- Unemployment in February was 14.1 percent for African American workers, 10.7 percent for Hispanic workers, and 7.3 percent for white workers (up 5.1, 4.4, and 2.9 percentage points, respectively, since the start of the recession).
- Men saw a much larger increase in unemployment than women did during the recession, but have seen stronger improvements in the recovery. The unemployment rate reached its pre-recession low in late 2006 and early 2007, at 4.4 percent for men and 4.3 percent for women. Male unemployment peaked at 11.2 percent in October of 2009, and has since fallen to 8.3 percent. Female unemployment continued to rise for another year, when it peaked at 9.0 percent in November 2010, and has since fallen to 8.2 percent.
Labor force participation and the employment-to-population ratio
The labor force participation rate increased to 63.9 percent in February, just slightly higher than its low point of the downturn, which was 63.7 percent in January. Remarkably, the labor force has grown by less than a million workers since the recession started in December 2007, though the working-age population has grown by nearly 10 million in that time. There are currently 2.5 million “marginally attached” workers—workers who want a job, are available to work, but have given up actively seeking work. If these workers were in the labor force and counted as unemployed, the unemployment rate would be 9.7 percent right now instead of 8.3 percent.

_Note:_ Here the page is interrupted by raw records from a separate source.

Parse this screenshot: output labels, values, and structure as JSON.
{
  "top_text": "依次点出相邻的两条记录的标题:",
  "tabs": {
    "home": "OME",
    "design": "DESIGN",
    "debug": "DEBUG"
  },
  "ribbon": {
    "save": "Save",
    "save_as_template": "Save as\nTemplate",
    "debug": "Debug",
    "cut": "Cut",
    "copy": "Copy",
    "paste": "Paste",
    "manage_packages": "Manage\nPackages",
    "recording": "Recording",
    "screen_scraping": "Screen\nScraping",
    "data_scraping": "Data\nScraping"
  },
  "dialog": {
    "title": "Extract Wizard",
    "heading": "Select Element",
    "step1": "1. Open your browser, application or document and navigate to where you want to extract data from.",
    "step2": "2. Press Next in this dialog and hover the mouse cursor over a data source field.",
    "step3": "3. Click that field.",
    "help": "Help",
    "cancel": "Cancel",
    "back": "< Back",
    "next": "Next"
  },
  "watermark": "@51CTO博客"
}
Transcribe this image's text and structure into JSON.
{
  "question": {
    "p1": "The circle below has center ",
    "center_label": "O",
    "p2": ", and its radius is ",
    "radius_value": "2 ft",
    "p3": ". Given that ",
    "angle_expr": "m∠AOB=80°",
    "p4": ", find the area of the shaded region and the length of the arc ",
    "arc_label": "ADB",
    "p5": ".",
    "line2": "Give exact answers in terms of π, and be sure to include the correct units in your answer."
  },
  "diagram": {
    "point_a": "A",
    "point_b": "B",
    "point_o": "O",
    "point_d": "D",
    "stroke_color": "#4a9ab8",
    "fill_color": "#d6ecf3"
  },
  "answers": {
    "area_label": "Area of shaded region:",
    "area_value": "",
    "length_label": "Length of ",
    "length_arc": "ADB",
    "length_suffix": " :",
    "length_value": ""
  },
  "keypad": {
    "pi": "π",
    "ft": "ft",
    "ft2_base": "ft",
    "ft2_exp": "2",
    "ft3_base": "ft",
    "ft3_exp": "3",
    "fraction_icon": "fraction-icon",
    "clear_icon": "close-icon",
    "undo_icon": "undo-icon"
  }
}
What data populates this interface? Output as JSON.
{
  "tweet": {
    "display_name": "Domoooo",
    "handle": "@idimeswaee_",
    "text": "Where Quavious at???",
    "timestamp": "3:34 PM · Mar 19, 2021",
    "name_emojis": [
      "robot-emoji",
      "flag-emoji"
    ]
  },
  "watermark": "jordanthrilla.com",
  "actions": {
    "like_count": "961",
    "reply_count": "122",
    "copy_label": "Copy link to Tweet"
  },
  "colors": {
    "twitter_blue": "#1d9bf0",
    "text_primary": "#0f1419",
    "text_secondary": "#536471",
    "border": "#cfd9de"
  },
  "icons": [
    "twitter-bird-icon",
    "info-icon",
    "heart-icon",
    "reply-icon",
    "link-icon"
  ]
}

At a time like this, with the labor force not growing at a steady pace, arguably the cleanest measure for assessing labor market trends is the employment-to-population ratio, which is simply the share of working-age people who have a job. The ratio was 58.6 percent in February, a slight increase from its January value of 58.5 percent, but not far from its low of 58.2 percent last summer. The labor market still has substantial ground to make up: The employment-to-population ratio was 63.3 percent five years ago, in February 2007, before the recession started.
The labor market still has a jobs deficit of 10 million jobs. The figure above underscores the fact that what is underlying that deficit is the length and severity of the recession that preceded this recovery. Of course, this in no way lets today’s policymakers off the hook. The key problem in the current economy is depressed demand for goods and services, which (since workers provide goods and services) translates into depressed demand for workers. Despite steady improvements in recent months, the nation’s labor market remains weak, and we continue to need aggressive policies to create jobs.
— Research assistance provided by Nick Finio, Natalie Sabadish, and Hilary Wething